Your assignment:
Select every line below containing the word "datasource".

Records drawn from a dataset:
□ □ □ □ □ □ □
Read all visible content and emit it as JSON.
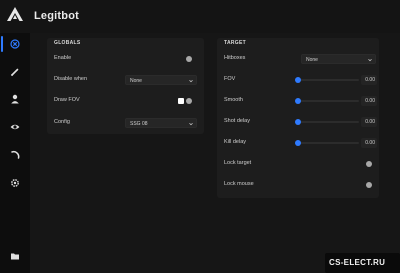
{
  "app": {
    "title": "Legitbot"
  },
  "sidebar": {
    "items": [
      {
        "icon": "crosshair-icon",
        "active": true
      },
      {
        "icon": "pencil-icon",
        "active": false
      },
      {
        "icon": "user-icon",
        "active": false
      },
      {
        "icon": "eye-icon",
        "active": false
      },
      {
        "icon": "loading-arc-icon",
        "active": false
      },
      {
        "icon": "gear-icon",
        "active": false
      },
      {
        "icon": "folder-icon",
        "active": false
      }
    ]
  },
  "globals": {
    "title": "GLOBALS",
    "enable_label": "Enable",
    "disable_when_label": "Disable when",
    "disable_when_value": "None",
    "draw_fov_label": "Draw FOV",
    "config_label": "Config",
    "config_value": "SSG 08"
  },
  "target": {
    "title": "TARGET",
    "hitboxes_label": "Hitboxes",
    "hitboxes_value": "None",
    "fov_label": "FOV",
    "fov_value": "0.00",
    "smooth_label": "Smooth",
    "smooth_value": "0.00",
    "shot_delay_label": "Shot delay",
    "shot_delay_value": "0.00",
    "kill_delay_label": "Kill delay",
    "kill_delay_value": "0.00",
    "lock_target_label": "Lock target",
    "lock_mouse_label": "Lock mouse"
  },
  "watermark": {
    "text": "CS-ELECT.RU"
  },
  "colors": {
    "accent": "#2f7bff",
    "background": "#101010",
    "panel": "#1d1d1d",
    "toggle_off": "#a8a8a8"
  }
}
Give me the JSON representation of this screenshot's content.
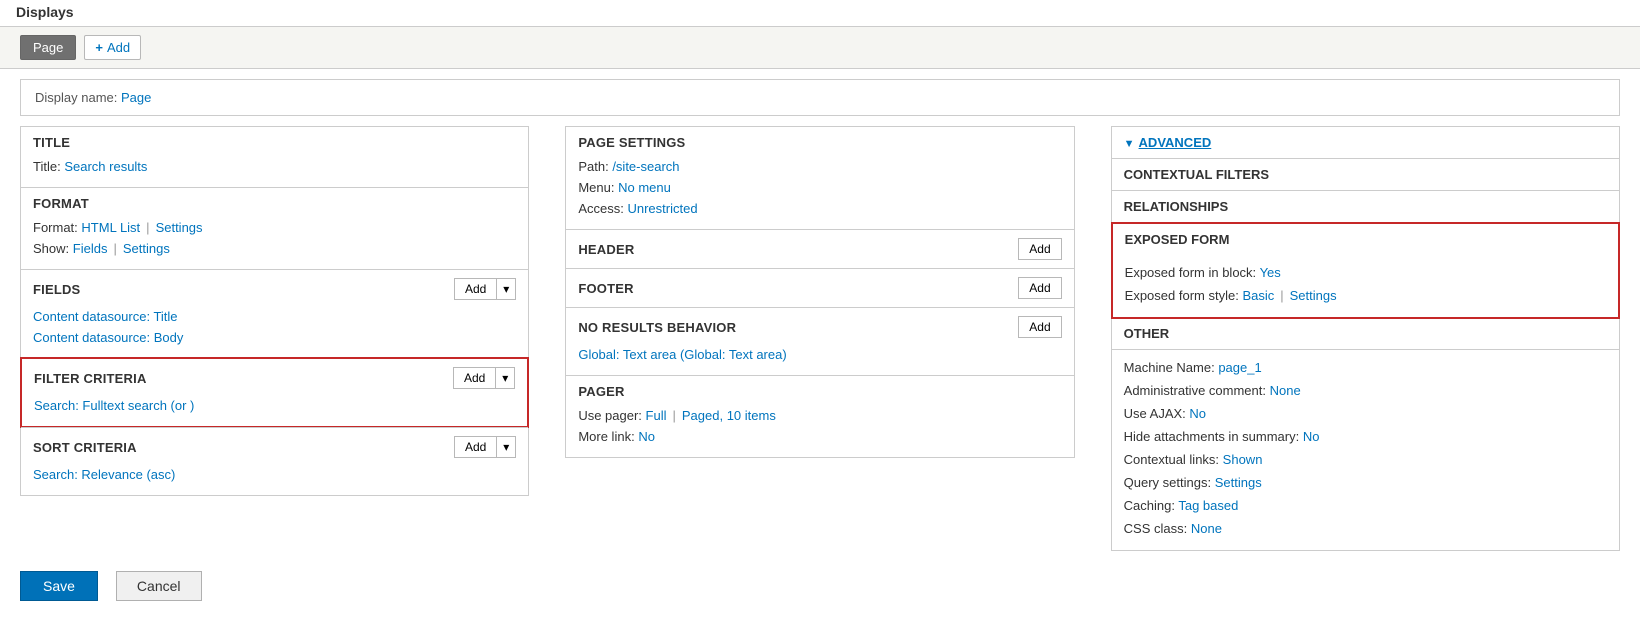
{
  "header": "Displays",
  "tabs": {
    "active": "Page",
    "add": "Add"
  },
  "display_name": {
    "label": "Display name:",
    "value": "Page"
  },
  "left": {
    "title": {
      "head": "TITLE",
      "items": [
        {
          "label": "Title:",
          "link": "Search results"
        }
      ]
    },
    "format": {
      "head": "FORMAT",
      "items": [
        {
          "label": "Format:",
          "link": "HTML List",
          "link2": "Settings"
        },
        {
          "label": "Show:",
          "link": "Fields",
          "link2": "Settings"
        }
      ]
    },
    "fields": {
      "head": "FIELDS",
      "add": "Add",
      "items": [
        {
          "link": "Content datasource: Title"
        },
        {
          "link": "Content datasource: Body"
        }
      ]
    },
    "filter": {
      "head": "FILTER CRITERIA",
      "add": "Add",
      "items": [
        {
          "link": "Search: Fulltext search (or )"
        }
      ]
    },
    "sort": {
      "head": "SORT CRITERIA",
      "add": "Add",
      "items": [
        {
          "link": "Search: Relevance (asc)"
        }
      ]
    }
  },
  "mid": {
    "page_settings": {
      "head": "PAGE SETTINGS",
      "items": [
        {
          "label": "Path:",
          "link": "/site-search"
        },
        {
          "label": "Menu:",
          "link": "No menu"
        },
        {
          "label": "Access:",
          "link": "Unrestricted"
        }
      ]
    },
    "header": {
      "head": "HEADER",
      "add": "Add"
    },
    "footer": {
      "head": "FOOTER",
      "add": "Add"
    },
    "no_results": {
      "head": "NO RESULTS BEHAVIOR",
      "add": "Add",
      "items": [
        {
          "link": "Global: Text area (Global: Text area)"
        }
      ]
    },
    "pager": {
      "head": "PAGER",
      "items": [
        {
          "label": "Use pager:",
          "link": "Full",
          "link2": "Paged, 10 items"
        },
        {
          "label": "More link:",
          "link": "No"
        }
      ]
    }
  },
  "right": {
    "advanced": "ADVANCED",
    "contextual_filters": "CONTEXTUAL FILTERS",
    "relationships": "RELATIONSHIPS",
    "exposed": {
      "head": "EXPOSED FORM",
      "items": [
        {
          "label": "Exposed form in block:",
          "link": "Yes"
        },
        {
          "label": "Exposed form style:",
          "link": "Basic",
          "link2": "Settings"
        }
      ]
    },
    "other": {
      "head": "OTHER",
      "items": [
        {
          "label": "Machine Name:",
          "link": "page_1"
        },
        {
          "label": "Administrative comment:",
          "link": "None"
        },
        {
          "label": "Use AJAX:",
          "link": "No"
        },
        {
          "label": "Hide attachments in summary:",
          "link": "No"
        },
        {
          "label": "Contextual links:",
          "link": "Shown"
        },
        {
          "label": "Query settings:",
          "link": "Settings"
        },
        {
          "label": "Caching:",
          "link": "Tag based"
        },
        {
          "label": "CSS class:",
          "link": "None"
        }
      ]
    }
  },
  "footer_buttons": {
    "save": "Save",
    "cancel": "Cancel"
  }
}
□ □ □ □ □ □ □
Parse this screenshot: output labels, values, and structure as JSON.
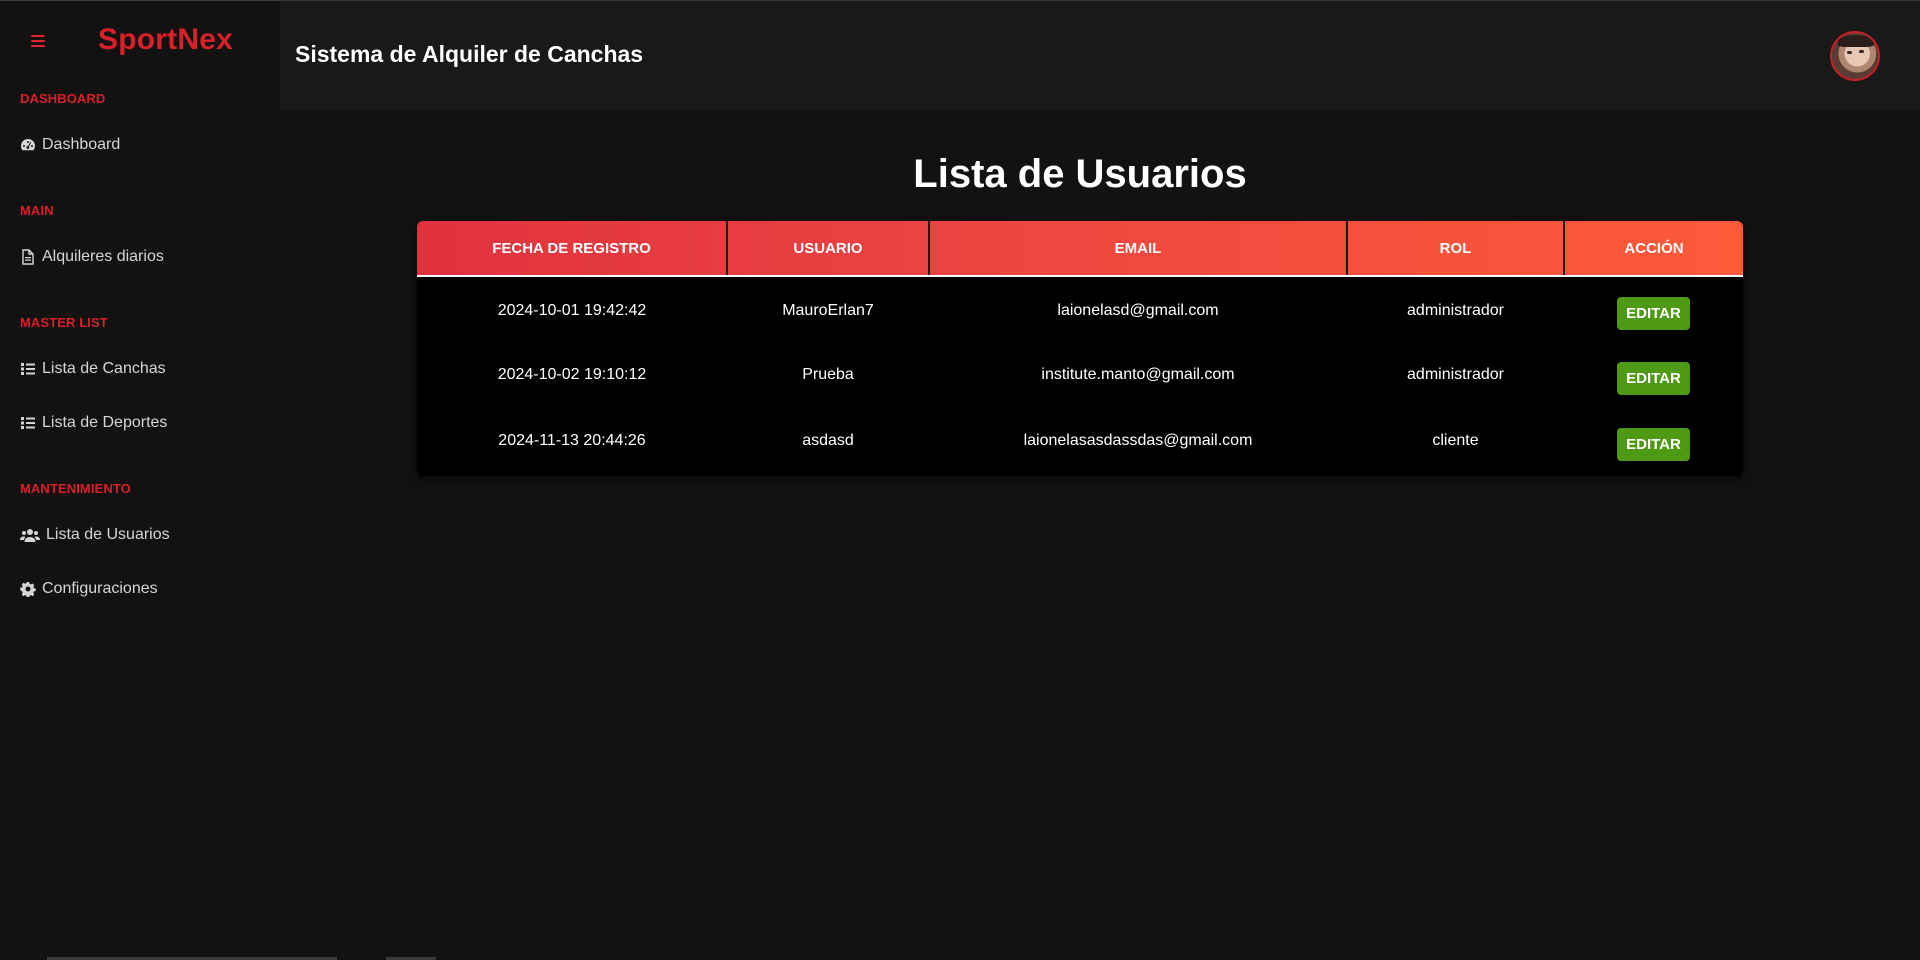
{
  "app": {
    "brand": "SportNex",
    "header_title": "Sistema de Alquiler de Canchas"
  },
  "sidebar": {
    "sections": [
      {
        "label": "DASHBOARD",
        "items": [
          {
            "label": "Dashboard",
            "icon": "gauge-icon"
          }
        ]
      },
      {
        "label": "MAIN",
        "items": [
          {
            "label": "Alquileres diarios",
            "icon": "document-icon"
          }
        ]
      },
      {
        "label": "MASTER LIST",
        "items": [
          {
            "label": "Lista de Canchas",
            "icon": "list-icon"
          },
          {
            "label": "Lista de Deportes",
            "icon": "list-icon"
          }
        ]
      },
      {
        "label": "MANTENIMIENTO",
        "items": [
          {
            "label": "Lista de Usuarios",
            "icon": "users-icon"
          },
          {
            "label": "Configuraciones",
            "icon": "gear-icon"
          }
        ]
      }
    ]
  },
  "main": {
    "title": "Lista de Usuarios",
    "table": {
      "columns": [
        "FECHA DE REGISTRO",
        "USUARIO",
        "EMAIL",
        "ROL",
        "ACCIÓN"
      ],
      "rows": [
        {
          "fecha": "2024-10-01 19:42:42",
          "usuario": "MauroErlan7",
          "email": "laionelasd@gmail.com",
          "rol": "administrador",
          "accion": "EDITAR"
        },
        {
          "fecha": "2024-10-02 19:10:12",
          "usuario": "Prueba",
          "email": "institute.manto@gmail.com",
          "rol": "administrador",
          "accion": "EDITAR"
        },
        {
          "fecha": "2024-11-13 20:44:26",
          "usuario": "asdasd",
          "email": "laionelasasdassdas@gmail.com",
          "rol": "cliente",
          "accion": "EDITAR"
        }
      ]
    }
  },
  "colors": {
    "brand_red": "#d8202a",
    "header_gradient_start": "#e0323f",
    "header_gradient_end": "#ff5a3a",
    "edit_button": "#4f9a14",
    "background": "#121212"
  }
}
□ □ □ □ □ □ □
Answer to this problem:
          "link": "Content datasource: Title"
          "link": "Content datasource: Body"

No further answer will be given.